Federal agencies and lawmakers spent much of the weekend trying to assess the ripple affects of Bunning's actions.
According to the National Employment Law Project, a research group, some 1.2 million unemployed workers, including 14,000 in Kentucky, would lose federal jobless benefits this month. The U.S. Labor Department figures about one-third will lose benefits in the first two weeks of the month.
Letting the highway program lapse could mean an estimated 90,000 jobs lost. As many as 2 million families with satellite television service could lose access to local television stations because a copyright law expired Sunday night.
According to the law project, states hardest hit by the Monday cutoff could be California, where an estimated 201,274 people could lose jobless benefits, and Florida, where the total is an estimated 105,016. Other potential state totals: Georgia, 48,284; Texas, 82,850; and Illinois, 65,431.
A spokesman for Senate Republican Leader Mitch McConnell, Kentucky's senior senator, issued a statement Monday expressing disappointment that unemployment benefits had been allowed to lapse.
"Senator McConnell supports extending unemployment benefits and is disappointed they have expired," said Robert Steurer, a McConnell spokesman. "He believes this should have been addressed weeks ago when there was a bipartisan agreement to do so. However, he hopes this issue is resolved quickly so that Kentuckians who are out of work will have their benefits restored soon."
Other Republicans took Bunning to task.

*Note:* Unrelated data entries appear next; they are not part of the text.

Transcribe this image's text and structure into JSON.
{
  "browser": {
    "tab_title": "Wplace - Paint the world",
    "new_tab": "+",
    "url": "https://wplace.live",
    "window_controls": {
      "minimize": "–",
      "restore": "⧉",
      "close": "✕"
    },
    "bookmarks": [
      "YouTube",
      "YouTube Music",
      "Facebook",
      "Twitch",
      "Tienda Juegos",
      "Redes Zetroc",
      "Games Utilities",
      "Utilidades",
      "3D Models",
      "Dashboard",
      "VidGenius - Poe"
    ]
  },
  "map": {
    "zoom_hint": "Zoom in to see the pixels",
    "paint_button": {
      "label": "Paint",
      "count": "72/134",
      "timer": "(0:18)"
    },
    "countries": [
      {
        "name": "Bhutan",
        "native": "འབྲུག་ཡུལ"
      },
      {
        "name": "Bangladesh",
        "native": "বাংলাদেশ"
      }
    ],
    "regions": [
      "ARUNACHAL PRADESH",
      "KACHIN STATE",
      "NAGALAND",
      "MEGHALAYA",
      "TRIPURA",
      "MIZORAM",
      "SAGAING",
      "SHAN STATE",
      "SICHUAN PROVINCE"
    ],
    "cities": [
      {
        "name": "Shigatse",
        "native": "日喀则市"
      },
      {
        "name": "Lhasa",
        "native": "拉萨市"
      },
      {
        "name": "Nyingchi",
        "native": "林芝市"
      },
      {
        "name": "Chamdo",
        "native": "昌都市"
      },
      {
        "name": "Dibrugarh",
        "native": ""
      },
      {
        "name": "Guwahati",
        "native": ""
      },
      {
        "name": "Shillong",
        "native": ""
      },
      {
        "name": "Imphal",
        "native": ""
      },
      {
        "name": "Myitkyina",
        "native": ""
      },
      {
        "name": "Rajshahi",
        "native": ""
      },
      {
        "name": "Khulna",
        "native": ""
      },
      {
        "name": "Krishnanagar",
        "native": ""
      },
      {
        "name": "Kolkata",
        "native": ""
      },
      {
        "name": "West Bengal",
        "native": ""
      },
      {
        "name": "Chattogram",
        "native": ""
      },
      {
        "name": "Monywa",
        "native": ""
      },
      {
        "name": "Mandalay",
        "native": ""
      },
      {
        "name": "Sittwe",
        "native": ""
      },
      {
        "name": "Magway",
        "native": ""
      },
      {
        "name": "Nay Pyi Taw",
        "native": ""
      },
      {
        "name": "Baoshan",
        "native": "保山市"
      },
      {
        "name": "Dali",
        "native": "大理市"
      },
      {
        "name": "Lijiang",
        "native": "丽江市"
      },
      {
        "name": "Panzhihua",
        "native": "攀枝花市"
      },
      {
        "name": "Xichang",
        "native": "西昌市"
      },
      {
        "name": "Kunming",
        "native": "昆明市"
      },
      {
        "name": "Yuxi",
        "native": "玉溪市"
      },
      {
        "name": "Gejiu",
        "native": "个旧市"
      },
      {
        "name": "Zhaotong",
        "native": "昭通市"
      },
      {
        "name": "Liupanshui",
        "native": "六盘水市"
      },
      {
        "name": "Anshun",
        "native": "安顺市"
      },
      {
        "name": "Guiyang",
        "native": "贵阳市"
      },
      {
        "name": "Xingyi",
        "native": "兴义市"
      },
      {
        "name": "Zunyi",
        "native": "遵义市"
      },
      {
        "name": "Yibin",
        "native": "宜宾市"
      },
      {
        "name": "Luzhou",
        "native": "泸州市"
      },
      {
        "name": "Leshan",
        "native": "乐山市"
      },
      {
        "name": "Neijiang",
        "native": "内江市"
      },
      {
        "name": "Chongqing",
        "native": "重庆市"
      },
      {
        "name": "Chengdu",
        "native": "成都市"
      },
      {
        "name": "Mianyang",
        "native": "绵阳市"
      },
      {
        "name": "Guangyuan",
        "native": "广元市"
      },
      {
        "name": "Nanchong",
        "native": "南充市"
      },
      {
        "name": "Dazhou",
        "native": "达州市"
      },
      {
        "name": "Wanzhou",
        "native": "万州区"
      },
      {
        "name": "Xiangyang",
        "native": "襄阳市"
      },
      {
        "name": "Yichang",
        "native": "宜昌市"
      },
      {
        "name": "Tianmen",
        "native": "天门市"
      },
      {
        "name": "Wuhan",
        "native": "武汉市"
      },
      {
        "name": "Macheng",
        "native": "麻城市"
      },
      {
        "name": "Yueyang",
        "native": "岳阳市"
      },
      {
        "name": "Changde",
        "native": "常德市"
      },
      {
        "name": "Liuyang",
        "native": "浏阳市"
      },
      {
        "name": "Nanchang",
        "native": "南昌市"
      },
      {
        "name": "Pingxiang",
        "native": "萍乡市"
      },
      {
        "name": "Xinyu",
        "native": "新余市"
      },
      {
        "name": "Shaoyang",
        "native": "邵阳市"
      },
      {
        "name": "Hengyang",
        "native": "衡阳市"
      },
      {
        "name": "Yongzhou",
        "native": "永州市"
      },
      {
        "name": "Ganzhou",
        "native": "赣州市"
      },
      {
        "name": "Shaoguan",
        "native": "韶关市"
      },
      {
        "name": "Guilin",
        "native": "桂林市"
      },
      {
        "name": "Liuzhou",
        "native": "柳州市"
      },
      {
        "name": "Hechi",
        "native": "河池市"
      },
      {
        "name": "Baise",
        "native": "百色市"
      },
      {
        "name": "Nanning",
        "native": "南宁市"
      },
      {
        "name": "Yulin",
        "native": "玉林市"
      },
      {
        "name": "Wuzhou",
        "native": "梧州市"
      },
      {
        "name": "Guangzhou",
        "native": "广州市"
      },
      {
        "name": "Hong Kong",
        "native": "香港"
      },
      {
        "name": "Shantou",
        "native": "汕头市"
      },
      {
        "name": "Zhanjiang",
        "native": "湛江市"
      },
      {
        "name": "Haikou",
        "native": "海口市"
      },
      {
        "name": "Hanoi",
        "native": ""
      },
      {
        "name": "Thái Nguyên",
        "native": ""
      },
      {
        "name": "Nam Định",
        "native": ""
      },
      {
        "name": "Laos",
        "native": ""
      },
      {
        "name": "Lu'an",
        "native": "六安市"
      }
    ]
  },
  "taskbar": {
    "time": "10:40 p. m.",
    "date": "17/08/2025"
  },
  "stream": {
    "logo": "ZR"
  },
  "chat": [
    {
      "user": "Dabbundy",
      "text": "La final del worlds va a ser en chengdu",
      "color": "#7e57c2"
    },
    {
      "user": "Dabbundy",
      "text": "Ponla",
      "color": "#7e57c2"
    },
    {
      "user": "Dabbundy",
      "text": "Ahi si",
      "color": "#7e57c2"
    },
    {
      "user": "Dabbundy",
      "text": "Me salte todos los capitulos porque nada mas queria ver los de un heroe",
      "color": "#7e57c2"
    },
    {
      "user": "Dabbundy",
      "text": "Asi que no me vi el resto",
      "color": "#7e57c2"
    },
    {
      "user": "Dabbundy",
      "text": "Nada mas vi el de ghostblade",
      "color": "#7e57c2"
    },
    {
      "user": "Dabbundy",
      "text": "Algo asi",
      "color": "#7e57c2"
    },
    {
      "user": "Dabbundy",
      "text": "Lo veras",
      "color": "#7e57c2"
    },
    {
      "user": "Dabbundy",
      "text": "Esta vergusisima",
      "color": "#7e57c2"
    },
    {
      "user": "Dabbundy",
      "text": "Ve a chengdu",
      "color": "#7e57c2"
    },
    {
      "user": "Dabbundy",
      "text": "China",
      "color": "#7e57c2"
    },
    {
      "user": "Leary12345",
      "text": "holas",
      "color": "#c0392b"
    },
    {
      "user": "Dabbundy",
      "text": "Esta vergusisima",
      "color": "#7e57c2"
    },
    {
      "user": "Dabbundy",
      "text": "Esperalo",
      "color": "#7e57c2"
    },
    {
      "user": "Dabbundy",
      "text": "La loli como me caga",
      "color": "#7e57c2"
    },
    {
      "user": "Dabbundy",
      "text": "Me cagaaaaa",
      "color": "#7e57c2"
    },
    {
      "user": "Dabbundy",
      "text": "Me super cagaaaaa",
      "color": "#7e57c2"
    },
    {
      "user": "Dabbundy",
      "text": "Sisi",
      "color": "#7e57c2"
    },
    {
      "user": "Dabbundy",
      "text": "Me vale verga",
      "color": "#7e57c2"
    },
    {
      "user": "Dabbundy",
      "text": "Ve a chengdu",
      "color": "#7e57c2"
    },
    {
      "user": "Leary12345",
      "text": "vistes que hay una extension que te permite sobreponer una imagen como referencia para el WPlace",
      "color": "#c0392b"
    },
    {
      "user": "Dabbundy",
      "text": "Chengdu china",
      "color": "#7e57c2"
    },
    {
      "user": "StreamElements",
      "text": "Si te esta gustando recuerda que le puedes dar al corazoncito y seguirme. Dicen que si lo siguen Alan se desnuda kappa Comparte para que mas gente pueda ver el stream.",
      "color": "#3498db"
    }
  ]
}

"It's hard to argue with a senator who wants to become fiscally responsible ..." said Sen. Lindsey Graham, R-S.C. "However, when it comes to unemployment benefits, I don't think it's fair to punish people who've already lost their jobs. You have to be realistic sometimes. The money is running out."
Sen. Jon Kyl, the Senate's No. 2 Republican, promised Sunday that Congress will pass legislation to fund the jobless benefits, highway and transit projects and other government programs.
However, the Senate is not expected to act until Tuesday at the earliest. And when it does reconvene, it plans to consider a longer-term extension.
The bill, which also could include tax breaks that expired at the end of last year, is expected to attract several amendments that could slow it down, and although Republican leaders say the measure will pass eventually, approval is likely to be delayed until the end of the week. Once the Senate passes the measure, it needs the consent of the House of Representatives.
Kyl, though, told Fox News Sunday, flatly, "it will pass."
The Arizona senator also sympathized with Bunning. Recently, Congress adopted "pay as you go" rules requiring that in many cases, new programs must be paid for. So why, Bunning asked, if these extensions are so popular, can't Congress find the money to fund them?
"Congress just passed the so-called pay-go legislation, which is supposed to require that we find offsets or other savings if we're going to spend money," Kyl said. "And what's the first thing we do? We exempt this bill from it."
Bunning remained steadfast in the face of withering criticism Monday.
Democrats seized the opportunity to pounce on Bunning and his party for "obstructionist politics."
Kentucky Lt. Gov. Daniel Mongiardo, a Democratic candidate for Bunning's seat, plans to hold a protest rally at 3 p.m. Tuesday outside Bunning's Lexington office at 771 Corporate Drive. And Kentucky Republican Rand Paul's campaign for the U.S. Senate plans to hold a rally to support Bunning at the same time and place.